___ PROVIDED ENTRIES ___
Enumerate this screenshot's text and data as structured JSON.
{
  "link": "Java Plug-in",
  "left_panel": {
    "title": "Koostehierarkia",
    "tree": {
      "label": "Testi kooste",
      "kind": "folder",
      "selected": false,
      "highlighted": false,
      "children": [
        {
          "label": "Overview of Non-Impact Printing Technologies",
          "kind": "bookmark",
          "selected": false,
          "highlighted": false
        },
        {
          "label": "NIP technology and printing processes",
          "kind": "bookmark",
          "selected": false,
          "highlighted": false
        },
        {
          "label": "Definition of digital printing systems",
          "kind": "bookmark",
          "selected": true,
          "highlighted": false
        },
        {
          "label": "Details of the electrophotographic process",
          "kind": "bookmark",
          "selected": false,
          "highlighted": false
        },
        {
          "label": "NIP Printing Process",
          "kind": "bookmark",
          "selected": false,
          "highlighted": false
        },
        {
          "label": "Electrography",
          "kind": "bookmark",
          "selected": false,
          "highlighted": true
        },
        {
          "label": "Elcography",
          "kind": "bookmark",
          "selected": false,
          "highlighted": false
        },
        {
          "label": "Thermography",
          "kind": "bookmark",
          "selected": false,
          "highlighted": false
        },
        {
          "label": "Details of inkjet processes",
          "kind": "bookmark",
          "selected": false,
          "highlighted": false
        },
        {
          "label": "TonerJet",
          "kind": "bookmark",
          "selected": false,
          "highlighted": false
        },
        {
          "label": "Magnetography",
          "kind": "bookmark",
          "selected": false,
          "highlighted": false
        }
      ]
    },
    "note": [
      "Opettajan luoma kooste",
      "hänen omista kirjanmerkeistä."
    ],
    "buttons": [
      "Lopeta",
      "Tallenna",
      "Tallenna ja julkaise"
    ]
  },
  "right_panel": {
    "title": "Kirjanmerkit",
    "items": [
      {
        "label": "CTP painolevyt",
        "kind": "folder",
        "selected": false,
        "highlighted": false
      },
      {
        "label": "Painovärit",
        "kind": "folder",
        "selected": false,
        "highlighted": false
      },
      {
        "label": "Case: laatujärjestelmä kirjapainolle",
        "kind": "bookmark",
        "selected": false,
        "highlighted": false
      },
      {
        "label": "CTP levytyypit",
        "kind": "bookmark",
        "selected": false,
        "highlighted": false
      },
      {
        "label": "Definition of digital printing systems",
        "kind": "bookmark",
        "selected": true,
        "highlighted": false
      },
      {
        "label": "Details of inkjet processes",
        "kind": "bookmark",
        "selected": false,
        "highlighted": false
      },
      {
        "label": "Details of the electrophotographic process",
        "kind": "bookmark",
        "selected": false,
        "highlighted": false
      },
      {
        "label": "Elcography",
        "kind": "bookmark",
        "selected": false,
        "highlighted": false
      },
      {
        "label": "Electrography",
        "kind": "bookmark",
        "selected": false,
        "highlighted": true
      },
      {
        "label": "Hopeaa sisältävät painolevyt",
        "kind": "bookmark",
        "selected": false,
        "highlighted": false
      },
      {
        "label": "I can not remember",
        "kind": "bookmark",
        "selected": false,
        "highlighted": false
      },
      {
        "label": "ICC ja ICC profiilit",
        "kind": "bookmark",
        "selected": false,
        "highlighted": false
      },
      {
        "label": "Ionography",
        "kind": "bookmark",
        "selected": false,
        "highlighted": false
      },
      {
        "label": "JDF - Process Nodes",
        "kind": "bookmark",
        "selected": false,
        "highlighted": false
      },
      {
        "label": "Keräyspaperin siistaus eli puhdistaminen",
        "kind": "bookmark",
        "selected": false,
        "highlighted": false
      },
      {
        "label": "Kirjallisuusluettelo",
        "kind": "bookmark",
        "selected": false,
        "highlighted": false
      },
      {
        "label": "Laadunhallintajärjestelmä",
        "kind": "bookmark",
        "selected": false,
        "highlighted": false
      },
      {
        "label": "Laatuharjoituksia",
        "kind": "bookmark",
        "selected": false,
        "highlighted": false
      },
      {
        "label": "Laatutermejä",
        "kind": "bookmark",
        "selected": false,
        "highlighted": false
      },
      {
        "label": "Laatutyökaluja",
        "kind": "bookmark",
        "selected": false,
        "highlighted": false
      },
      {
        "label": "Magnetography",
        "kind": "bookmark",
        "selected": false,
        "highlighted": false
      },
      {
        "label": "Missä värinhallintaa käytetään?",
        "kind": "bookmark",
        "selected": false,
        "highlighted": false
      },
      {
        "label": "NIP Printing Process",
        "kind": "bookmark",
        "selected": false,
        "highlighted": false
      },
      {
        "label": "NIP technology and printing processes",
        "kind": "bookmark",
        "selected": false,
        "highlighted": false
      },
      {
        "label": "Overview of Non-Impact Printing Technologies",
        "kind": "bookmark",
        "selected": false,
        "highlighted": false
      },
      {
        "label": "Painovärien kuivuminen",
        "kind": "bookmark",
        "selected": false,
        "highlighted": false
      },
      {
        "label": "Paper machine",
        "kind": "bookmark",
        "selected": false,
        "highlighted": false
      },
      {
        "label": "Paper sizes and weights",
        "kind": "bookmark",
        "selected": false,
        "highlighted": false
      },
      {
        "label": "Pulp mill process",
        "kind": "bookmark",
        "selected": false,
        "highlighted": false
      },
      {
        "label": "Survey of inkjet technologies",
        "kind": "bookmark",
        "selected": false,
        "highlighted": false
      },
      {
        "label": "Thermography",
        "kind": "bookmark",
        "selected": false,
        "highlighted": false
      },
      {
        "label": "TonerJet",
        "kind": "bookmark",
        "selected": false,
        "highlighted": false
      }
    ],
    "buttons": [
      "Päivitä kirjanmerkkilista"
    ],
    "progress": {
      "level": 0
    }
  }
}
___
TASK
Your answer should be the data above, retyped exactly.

RESULT OF THIS EXERCISE
Enumerate this screenshot's text and data as structured JSON.
{
  "link": "Java Plug-in",
  "left_panel": {
    "title": "Koostehierarkia",
    "tree": {
      "label": "Testi kooste",
      "kind": "folder",
      "selected": false,
      "highlighted": false,
      "children": [
        {
          "label": "Overview of Non-Impact Printing Technologies",
          "kind": "bookmark",
          "selected": false,
          "highlighted": false
        },
        {
          "label": "NIP technology and printing processes",
          "kind": "bookmark",
          "selected": false,
          "highlighted": false
        },
        {
          "label": "Definition of digital printing systems",
          "kind": "bookmark",
          "selected": true,
          "highlighted": false
        },
        {
          "label": "Details of the electrophotographic process",
          "kind": "bookmark",
          "selected": false,
          "highlighted": false
        },
        {
          "label": "NIP Printing Process",
          "kind": "bookmark",
          "selected": false,
          "highlighted": false
        },
        {
          "label": "Electrography",
          "kind": "bookmark",
          "selected": false,
          "highlighted": true
        },
        {
          "label": "Elcography",
          "kind": "bookmark",
          "selected": false,
          "highlighted": false
        },
        {
          "label": "Thermography",
          "kind": "bookmark",
          "selected": false,
          "highlighted": false
        },
        {
          "label": "Details of inkjet processes",
          "kind": "bookmark",
          "selected": false,
          "highlighted": false
        },
        {
          "label": "TonerJet",
          "kind": "bookmark",
          "selected": false,
          "highlighted": false
        },
        {
          "label": "Magnetography",
          "kind": "bookmark",
          "selected": false,
          "highlighted": false
        }
      ]
    },
    "note": [
      "Opettajan luoma kooste",
      "hänen omista kirjanmerkeistä."
    ],
    "buttons": [
      "Lopeta",
      "Tallenna",
      "Tallenna ja julkaise"
    ]
  },
  "right_panel": {
    "title": "Kirjanmerkit",
    "items": [
      {
        "label": "CTP painolevyt",
        "kind": "folder",
        "selected": false,
        "highlighted": false
      },
      {
        "label": "Painovärit",
        "kind": "folder",
        "selected": false,
        "highlighted": false
      },
      {
        "label": "Case: laatujärjestelmä kirjapainolle",
        "kind": "bookmark",
        "selected": false,
        "highlighted": false
      },
      {
        "label": "CTP levytyypit",
        "kind": "bookmark",
        "selected": false,
        "highlighted": false
      },
      {
        "label": "Definition of digital printing systems",
        "kind": "bookmark",
        "selected": true,
        "highlighted": false
      },
      {
        "label": "Details of inkjet processes",
        "kind": "bookmark",
        "selected": false,
        "highlighted": false
      },
      {
        "label": "Details of the electrophotographic process",
        "kind": "bookmark",
        "selected": false,
        "highlighted": false
      },
      {
        "label": "Elcography",
        "kind": "bookmark",
        "selected": false,
        "highlighted": false
      },
      {
        "label": "Electrography",
        "kind": "bookmark",
        "selected": false,
        "highlighted": true
      },
      {
        "label": "Hopeaa sisältävät painolevyt",
        "kind": "bookmark",
        "selected": false,
        "highlighted": false
      },
      {
        "label": "I can not remember",
        "kind": "bookmark",
        "selected": false,
        "highlighted": false
      },
      {
        "label": "ICC ja ICC profiilit",
        "kind": "bookmark",
        "selected": false,
        "highlighted": false
      },
      {
        "label": "Ionography",
        "kind": "bookmark",
        "selected": false,
        "highlighted": false
      },
      {
        "label": "JDF - Process Nodes",
        "kind": "bookmark",
        "selected": false,
        "highlighted": false
      },
      {
        "label": "Keräyspaperin siistaus eli puhdistaminen",
        "kind": "bookmark",
        "selected": false,
        "highlighted": false
      },
      {
        "label": "Kirjallisuusluettelo",
        "kind": "bookmark",
        "selected": false,
        "highlighted": false
      },
      {
        "label": "Laadunhallintajärjestelmä",
        "kind": "bookmark",
        "selected": false,
        "highlighted": false
      },
      {
        "label": "Laatuharjoituksia",
        "kind": "bookmark",
        "selected": false,
        "highlighted": false
      },
      {
        "label": "Laatutermejä",
        "kind": "bookmark",
        "selected": false,
        "highlighted": false
      },
      {
        "label": "Laatutyökaluja",
        "kind": "bookmark",
        "selected": false,
        "highlighted": false
      },
      {
        "label": "Magnetography",
        "kind": "bookmark",
        "selected": false,
        "highlighted": false
      },
      {
        "label": "Missä värinhallintaa käytetään?",
        "kind": "bookmark",
        "selected": false,
        "highlighted": false
      },
      {
        "label": "NIP Printing Process",
        "kind": "bookmark",
        "selected": false,
        "highlighted": false
      },
      {
        "label": "NIP technology and printing processes",
        "kind": "bookmark",
        "selected": false,
        "highlighted": false
      },
      {
        "label": "Overview of Non-Impact Printing Technologies",
        "kind": "bookmark",
        "selected": false,
        "highlighted": false
      },
      {
        "label": "Painovärien kuivuminen",
        "kind": "bookmark",
        "selected": false,
        "highlighted": false
      },
      {
        "label": "Paper machine",
        "kind": "bookmark",
        "selected": false,
        "highlighted": false
      },
      {
        "label": "Paper sizes and weights",
        "kind": "bookmark",
        "selected": false,
        "highlighted": false
      },
      {
        "label": "Pulp mill process",
        "kind": "bookmark",
        "selected": false,
        "highlighted": false
      },
      {
        "label": "Survey of inkjet technologies",
        "kind": "bookmark",
        "selected": false,
        "highlighted": false
      },
      {
        "label": "Thermography",
        "kind": "bookmark",
        "selected": false,
        "highlighted": false
      },
      {
        "label": "TonerJet",
        "kind": "bookmark",
        "selected": false,
        "highlighted": false
      }
    ],
    "buttons": [
      "Päivitä kirjanmerkkilista"
    ],
    "progress": {
      "level": 0
    }
  }
}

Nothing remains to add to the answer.